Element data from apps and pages
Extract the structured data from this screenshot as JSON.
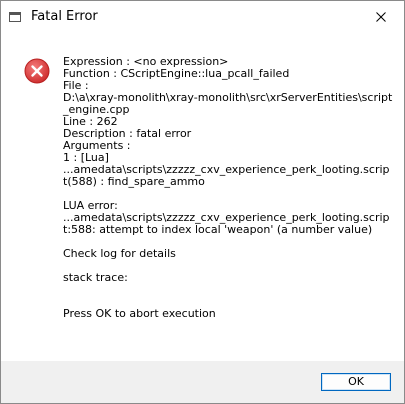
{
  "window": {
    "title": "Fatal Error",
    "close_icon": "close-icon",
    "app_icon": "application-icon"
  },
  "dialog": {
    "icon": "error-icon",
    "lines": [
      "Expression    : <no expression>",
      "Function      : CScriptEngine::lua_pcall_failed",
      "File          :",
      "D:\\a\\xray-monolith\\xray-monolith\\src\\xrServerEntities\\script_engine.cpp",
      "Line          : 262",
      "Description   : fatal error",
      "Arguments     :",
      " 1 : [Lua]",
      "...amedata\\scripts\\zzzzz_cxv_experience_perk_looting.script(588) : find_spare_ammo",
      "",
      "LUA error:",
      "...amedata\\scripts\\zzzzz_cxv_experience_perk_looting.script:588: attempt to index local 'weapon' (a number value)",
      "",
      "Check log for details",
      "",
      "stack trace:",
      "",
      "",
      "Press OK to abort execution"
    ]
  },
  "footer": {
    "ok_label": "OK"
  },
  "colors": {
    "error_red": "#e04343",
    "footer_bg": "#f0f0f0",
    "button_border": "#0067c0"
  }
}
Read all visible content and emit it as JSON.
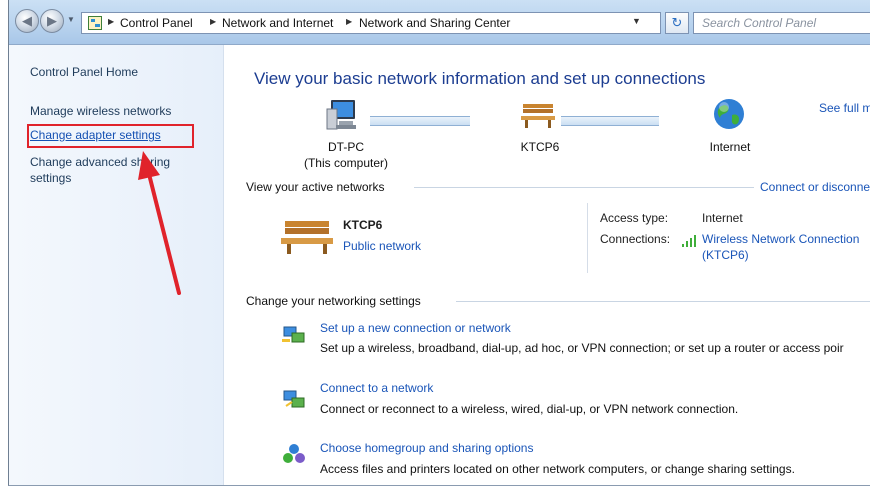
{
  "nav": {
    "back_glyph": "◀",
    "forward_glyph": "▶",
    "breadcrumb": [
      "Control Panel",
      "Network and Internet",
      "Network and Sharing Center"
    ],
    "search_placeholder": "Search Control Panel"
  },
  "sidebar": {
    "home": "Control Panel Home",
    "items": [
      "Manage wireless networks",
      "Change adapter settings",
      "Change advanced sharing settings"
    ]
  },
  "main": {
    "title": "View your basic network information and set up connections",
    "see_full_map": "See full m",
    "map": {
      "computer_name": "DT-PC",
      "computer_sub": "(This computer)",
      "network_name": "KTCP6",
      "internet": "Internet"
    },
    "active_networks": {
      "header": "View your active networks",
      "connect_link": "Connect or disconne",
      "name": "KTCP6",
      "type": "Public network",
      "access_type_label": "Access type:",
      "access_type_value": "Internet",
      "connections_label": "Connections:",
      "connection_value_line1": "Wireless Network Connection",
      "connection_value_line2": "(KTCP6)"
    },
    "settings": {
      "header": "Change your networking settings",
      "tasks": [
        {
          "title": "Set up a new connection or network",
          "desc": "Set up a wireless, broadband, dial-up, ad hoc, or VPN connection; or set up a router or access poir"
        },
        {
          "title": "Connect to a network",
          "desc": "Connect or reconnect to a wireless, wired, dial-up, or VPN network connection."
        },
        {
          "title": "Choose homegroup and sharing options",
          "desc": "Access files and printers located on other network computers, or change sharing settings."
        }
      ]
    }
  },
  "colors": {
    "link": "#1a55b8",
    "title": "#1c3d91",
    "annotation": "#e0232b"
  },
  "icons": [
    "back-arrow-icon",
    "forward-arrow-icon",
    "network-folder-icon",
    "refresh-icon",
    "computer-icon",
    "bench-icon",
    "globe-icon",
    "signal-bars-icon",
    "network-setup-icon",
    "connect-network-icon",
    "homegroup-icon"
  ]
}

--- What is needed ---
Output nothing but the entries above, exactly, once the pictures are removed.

--- Task answer ---
Extract the structured data from this screenshot as JSON.
{
  "window": {
    "title": "Fatal Error",
    "close_icon": "close-icon",
    "app_icon": "application-icon"
  },
  "dialog": {
    "icon": "error-icon",
    "lines": [
      "Expression    : <no expression>",
      "Function      : CScriptEngine::lua_pcall_failed",
      "File          :",
      "D:\\a\\xray-monolith\\xray-monolith\\src\\xrServerEntities\\script_engine.cpp",
      "Line          : 262",
      "Description   : fatal error",
      "Arguments     :",
      " 1 : [Lua]",
      "...amedata\\scripts\\zzzzz_cxv_experience_perk_looting.script(588) : find_spare_ammo",
      "",
      "LUA error:",
      "...amedata\\scripts\\zzzzz_cxv_experience_perk_looting.script:588: attempt to index local 'weapon' (a number value)",
      "",
      "Check log for details",
      "",
      "stack trace:",
      "",
      "",
      "Press OK to abort execution"
    ]
  },
  "footer": {
    "ok_label": "OK"
  },
  "colors": {
    "error_red": "#e04343",
    "footer_bg": "#f0f0f0",
    "button_border": "#0067c0"
  }
}
Read all visible content and emit it as JSON.
{
  "nav": {
    "back_glyph": "◀",
    "forward_glyph": "▶",
    "breadcrumb": [
      "Control Panel",
      "Network and Internet",
      "Network and Sharing Center"
    ],
    "search_placeholder": "Search Control Panel"
  },
  "sidebar": {
    "home": "Control Panel Home",
    "items": [
      "Manage wireless networks",
      "Change adapter settings",
      "Change advanced sharing settings"
    ]
  },
  "main": {
    "title": "View your basic network information and set up connections",
    "see_full_map": "See full m",
    "map": {
      "computer_name": "DT-PC",
      "computer_sub": "(This computer)",
      "network_name": "KTCP6",
      "internet": "Internet"
    },
    "active_networks": {
      "header": "View your active networks",
      "connect_link": "Connect or disconne",
      "name": "KTCP6",
      "type": "Public network",
      "access_type_label": "Access type:",
      "access_type_value": "Internet",
      "connections_label": "Connections:",
      "connection_value_line1": "Wireless Network Connection",
      "connection_value_line2": "(KTCP6)"
    },
    "settings": {
      "header": "Change your networking settings",
      "tasks": [
        {
          "title": "Set up a new connection or network",
          "desc": "Set up a wireless, broadband, dial-up, ad hoc, or VPN connection; or set up a router or access poir"
        },
        {
          "title": "Connect to a network",
          "desc": "Connect or reconnect to a wireless, wired, dial-up, or VPN network connection."
        },
        {
          "title": "Choose homegroup and sharing options",
          "desc": "Access files and printers located on other network computers, or change sharing settings."
        }
      ]
    }
  },
  "colors": {
    "link": "#1a55b8",
    "title": "#1c3d91",
    "annotation": "#e0232b"
  },
  "icons": [
    "back-arrow-icon",
    "forward-arrow-icon",
    "network-folder-icon",
    "refresh-icon",
    "computer-icon",
    "bench-icon",
    "globe-icon",
    "signal-bars-icon",
    "network-setup-icon",
    "connect-network-icon",
    "homegroup-icon"
  ]
}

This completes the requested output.